(MATERIAL TO PROCESS)
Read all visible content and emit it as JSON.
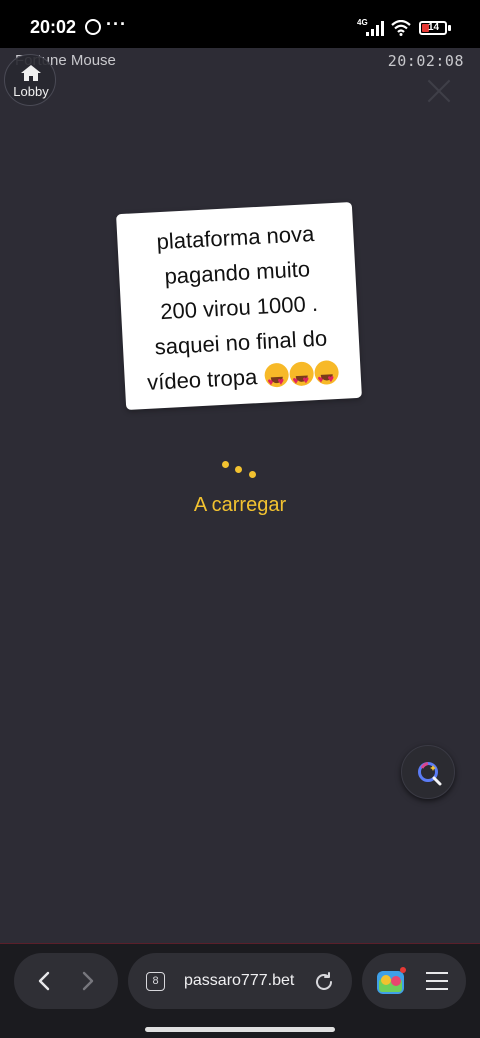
{
  "status_bar": {
    "time": "20:02",
    "more": "···",
    "network": "4G",
    "battery": "14",
    "battery_color": "#e53935"
  },
  "game": {
    "title": "Fortune Mouse",
    "clock": "20:02:08",
    "lobby_label": "Lobby",
    "background": "#2d2c35",
    "sticker_lines": [
      "plataforma nova",
      "pagando muito",
      "200 virou 1000 .",
      "saquei no final do",
      "vídeo tropa"
    ],
    "emoji_icon": "heart-eyes-emoji",
    "loading_text": "A carregar",
    "accent_color": "#f2c230"
  },
  "browser": {
    "tab_count": "8",
    "url": "passaro777.bet"
  }
}
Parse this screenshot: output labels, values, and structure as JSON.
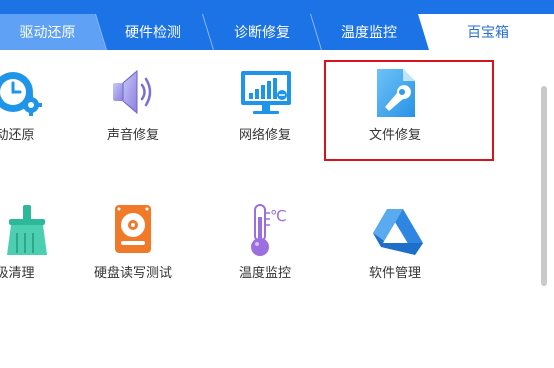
{
  "tabs": [
    {
      "label": "驱动还原",
      "active": false
    },
    {
      "label": "硬件检测",
      "active": false
    },
    {
      "label": "诊断修复",
      "active": false
    },
    {
      "label": "温度监控",
      "active": false
    },
    {
      "label": "百宝箱",
      "active": true
    }
  ],
  "tools": [
    {
      "label": "动还原",
      "icon": "clock-gear-icon"
    },
    {
      "label": "声音修复",
      "icon": "speaker-icon"
    },
    {
      "label": "网络修复",
      "icon": "network-monitor-icon"
    },
    {
      "label": "文件修复",
      "icon": "file-wrench-icon"
    },
    {
      "label": "圾清理",
      "icon": "broom-icon"
    },
    {
      "label": "硬盘读写测试",
      "icon": "hard-disk-icon"
    },
    {
      "label": "温度监控",
      "icon": "thermometer-icon"
    },
    {
      "label": "软件管理",
      "icon": "software-triangle-icon"
    }
  ],
  "thermometer_unit": "℃",
  "colors": {
    "tab_active": "#2a6fd4",
    "tab_bar": "#1b73e6",
    "tab_first": "#5ea1f5",
    "highlight": "#d6141c"
  }
}
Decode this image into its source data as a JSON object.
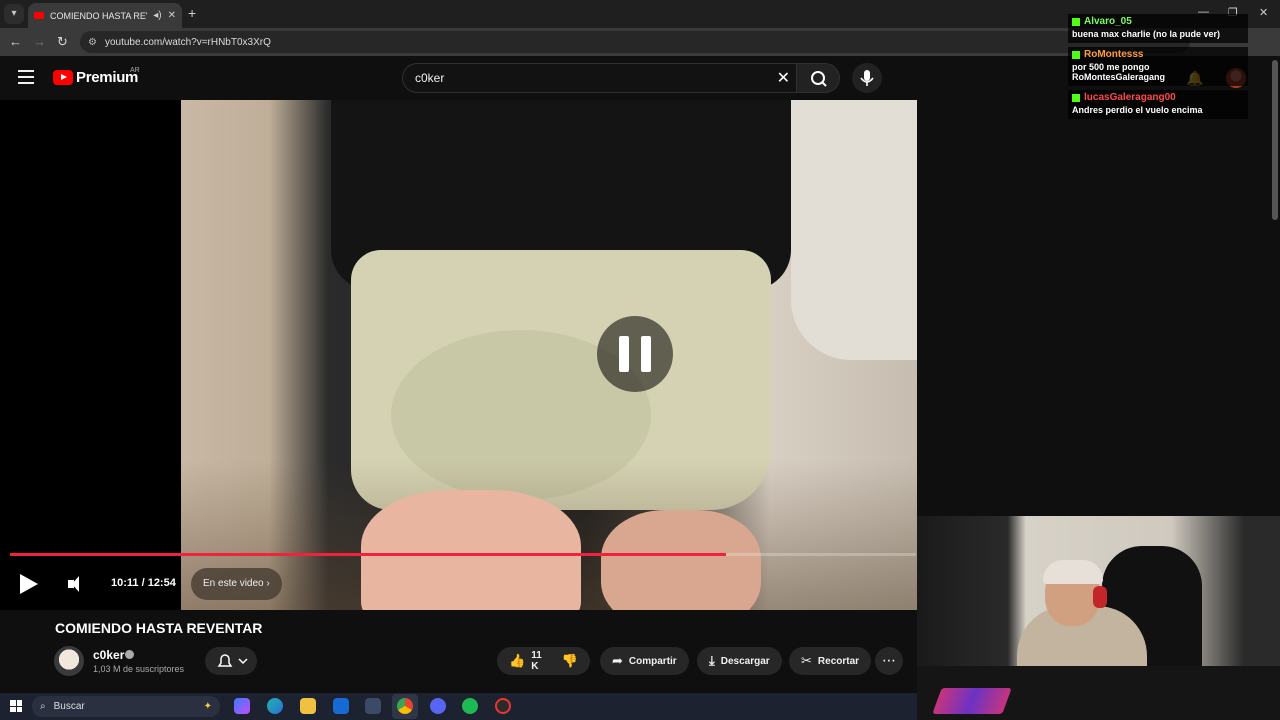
{
  "browser": {
    "tab_title": "COMIENDO HASTA REVENTAR",
    "new_tab_glyph": "+",
    "url": "youtube.com/watch?v=rHNbT0x3XrQ"
  },
  "youtube": {
    "logo_text": "Premium",
    "country": "AR",
    "search_value": "c0ker"
  },
  "player": {
    "time": "10:11 / 12:54",
    "progress": 0.79,
    "chapter_label": "En este video  ›"
  },
  "video": {
    "title": "COMIENDO HASTA REVENTAR",
    "channel": "c0ker",
    "subscribers": "1,03 M de suscriptores",
    "likes": "11 K",
    "share": "Compartir",
    "download": "Descargar",
    "clip": "Recortar"
  },
  "chat": [
    {
      "user": "Alvaro_05",
      "color": "#7cfc5c",
      "text": "buena max charlie (no la pude ver)"
    },
    {
      "user": "RoMontesss",
      "color": "#ff9b3d",
      "text": "por 500 me pongo RoMontesGaleragang"
    },
    {
      "user": "lucasGaleragang00",
      "color": "#ff4a4a",
      "text": "Andres perdio el vuelo encima"
    }
  ],
  "taskbar": {
    "search_label": "Buscar"
  },
  "colors": {
    "accent": "#ff0000",
    "progress": "#f0233c"
  }
}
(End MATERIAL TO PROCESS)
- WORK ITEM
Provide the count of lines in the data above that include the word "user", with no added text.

- EXERCISE RESPONSE
3